Colorado GOP Chairman Dick Wadhams says rumors of the state party’s demise are greatly exaggerated.

In fact, he told The Hill that the theory is “nuts.”

Wadhams inherited a reeling state party when he took over as chairman earlier this year, but yesterday said former Rep. Bob Schaffer’s (R) second-quarter fundraising haul is proof that Republicans are very much in play.

Schaffer, who is running for retiring Sen. Wayne Allard’s (R) seat, raised about $717,000 in six weeks, having declared to run only in mid-May.

Though he still trails Rep. Mark Udall (D), who raised $1.1 million in the quarter, Wadhams said the money proves that Schaffer is “for real.”

“I don’t think anyone could deny that $717,000 in six weeks is a phenomenal showing,” Wadhams said. “Simple math tells me Bob Schaffer had a better quarter than Mark Udall.”

Wadhams, most recently known for managing former Sen. George Allen’s (R-Va.) disastrous reelection campaign in 2006, said he took delight in seeing “liberal bloggers” changing their stories after most predicted Schaffer wouldn’t be able to raise $500,000.

“Amazingly, they were sucking air,” he said. “Well, my liberal friends, guess what? Mark Udall had an entire quarter to raise $1.1 million.”
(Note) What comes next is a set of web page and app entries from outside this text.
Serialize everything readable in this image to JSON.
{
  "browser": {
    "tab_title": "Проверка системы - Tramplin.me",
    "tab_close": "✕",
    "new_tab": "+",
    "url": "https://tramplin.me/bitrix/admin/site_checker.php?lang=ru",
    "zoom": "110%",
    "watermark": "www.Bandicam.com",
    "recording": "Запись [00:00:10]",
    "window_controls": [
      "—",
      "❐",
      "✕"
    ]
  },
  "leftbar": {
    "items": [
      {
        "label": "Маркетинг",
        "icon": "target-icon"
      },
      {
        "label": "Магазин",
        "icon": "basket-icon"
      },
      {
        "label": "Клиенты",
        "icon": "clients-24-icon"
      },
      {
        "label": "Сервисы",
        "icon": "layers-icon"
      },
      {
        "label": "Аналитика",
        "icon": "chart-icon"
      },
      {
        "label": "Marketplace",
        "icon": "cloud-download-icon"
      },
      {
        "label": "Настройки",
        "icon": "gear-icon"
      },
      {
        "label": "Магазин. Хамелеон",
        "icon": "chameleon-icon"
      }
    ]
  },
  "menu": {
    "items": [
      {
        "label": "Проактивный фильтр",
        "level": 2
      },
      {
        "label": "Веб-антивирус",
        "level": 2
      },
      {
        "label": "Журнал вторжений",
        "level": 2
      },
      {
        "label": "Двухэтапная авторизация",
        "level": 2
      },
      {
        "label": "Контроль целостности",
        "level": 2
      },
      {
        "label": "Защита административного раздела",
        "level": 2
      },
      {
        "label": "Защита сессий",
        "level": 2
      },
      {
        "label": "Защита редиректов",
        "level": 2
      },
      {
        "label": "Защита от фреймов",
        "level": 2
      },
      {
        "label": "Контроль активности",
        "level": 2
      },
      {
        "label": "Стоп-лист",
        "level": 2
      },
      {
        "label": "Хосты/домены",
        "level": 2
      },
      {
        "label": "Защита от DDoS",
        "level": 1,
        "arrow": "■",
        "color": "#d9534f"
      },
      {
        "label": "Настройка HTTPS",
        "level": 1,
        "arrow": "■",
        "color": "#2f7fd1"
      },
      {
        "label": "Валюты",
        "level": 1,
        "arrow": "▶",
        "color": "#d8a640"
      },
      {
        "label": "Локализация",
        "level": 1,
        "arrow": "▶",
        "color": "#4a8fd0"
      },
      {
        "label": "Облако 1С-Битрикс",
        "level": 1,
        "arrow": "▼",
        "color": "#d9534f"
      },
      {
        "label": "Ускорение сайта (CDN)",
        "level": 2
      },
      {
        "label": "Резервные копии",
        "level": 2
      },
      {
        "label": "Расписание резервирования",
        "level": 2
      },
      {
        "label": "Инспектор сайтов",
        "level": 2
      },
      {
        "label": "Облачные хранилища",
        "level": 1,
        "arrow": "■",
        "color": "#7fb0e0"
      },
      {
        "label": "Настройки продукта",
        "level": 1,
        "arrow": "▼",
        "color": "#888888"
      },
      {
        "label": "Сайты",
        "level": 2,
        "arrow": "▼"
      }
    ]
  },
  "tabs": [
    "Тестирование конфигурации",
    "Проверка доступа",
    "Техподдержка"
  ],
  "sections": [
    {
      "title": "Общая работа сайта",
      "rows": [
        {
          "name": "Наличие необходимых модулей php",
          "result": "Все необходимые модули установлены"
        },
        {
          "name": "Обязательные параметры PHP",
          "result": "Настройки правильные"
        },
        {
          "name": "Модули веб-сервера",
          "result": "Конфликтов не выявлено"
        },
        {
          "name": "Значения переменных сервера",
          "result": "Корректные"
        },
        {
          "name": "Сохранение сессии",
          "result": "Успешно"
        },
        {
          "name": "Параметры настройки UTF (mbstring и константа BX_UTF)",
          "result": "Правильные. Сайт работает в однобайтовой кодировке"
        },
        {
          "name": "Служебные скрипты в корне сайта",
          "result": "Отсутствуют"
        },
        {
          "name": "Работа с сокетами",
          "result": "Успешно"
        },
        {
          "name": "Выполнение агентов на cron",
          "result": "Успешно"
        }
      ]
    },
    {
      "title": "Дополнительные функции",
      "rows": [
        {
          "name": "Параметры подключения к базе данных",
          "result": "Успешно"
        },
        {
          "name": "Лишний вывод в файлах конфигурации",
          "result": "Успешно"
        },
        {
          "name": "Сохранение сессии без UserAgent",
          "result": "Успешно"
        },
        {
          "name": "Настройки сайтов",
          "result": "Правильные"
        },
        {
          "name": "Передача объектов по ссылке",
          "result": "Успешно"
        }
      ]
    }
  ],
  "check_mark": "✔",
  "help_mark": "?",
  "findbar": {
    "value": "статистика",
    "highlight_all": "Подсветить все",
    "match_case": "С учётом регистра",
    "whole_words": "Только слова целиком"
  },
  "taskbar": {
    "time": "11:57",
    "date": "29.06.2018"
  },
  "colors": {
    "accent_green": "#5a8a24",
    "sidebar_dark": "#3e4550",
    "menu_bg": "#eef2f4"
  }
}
Wadhams said state Democrats have been displaying a “sense of real cockiness and overconfidence” after winning a Senate seat and picking up two House seats in the last two elections, and taking the governorship following a divisive Republican primary.

He says such confidence is misplaced.
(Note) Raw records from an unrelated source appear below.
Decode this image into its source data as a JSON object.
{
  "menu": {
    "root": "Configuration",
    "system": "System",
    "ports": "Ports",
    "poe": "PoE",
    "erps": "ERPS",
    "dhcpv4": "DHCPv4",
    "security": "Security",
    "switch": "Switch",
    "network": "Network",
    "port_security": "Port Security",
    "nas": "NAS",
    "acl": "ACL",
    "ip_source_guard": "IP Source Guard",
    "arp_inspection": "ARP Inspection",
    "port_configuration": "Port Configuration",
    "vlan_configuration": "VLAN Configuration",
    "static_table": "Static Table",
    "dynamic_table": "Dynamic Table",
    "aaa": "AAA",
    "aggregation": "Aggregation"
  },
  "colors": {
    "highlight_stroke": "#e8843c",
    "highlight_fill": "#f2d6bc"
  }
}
“The whole sense that Colorado is going Democratic is nuts,” Wadhams said. “Mark Udall does not know what’s coming after him.”

Udall’s campaign manager, Mike Melanson, certainly didn’t convey the sense that Udall thinks the race is over.

“We view Bob as a very strong candidate,” Melanson said during a brief interview with The Hill, adding that he doesn’t necessarily agree “the state is going blue.”

Melanson said that Schaffer’s fundraising report makes clear that the former congressman was “accessing the low-hanging fruit that’s out there.”

“He’s the darling of the ultra-conservative wing of his party,” Melanson said. He added that the conservative, anti-tax group Club for Growth has been fundraising on Schaffer’s behalf.

Melanson said it is tough to say what the third-quarter numbers might look like, but the “real test” for Schaffer will be avoiding the appearance that the second quarter was “an anomaly.”

Melanson said traditionally, it is easier for Republicans in the state to raise more money than Democrats because “they have more people with deeper pockets.”

Reaching into those pockets is an old ally of Wadhams’s.

Schaffer’s finance director, Janel Domenico, worked with Wadhams last year in Virginia and in South Dakota in 2004, when Sen. John Thune (R) broke fundraising records in his successful bid to unseat former Minority Leader Tom Daschle (D). She also raised money for Allard in 2002.

“I think she is the best fundraiser in the nation right now,” Wadhams said.

And because Schaffer was able to avoid a primary against former Rep. Scott McInnis — something Wadhams insists he had no part of — state party leaders have been “coalescing” around Schaffer’s candidacy.

Former Gov. Jim Owens (R) and Allard already have been supporting Schaffer, Wadhams said.